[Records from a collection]
**********
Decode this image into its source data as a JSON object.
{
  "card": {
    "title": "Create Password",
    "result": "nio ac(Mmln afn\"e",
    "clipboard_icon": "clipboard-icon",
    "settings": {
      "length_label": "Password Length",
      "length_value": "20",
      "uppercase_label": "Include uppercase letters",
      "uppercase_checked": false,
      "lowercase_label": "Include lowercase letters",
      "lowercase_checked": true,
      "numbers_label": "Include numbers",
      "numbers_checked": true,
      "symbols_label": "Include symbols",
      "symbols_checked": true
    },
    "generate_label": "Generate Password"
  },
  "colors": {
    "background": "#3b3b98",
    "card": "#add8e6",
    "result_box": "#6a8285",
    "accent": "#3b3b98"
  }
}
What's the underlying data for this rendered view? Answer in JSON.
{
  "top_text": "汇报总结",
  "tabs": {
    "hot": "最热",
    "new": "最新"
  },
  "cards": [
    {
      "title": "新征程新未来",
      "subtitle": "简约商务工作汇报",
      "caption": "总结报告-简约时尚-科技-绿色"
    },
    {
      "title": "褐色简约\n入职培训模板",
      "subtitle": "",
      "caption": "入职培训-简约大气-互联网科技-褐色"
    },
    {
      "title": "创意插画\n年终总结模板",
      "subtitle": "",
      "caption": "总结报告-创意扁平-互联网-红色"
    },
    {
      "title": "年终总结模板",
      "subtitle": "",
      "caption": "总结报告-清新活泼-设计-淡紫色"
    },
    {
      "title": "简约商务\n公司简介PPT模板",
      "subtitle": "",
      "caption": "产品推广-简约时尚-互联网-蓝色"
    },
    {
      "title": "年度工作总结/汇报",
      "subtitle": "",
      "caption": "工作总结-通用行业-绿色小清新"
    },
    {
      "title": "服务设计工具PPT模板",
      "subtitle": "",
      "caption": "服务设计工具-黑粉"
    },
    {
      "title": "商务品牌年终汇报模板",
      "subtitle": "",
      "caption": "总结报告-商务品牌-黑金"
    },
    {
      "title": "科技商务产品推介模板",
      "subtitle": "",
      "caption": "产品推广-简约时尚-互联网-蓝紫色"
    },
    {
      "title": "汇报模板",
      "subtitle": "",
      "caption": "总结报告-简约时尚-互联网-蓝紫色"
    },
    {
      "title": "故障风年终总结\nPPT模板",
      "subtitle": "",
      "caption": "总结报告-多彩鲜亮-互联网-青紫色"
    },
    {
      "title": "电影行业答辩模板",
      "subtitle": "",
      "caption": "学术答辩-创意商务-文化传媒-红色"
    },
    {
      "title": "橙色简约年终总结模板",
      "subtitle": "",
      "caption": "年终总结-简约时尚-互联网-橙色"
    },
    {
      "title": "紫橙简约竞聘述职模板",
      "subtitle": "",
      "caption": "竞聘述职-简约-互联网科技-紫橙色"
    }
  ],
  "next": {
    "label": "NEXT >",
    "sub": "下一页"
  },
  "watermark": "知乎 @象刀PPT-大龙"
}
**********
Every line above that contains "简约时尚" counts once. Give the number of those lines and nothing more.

5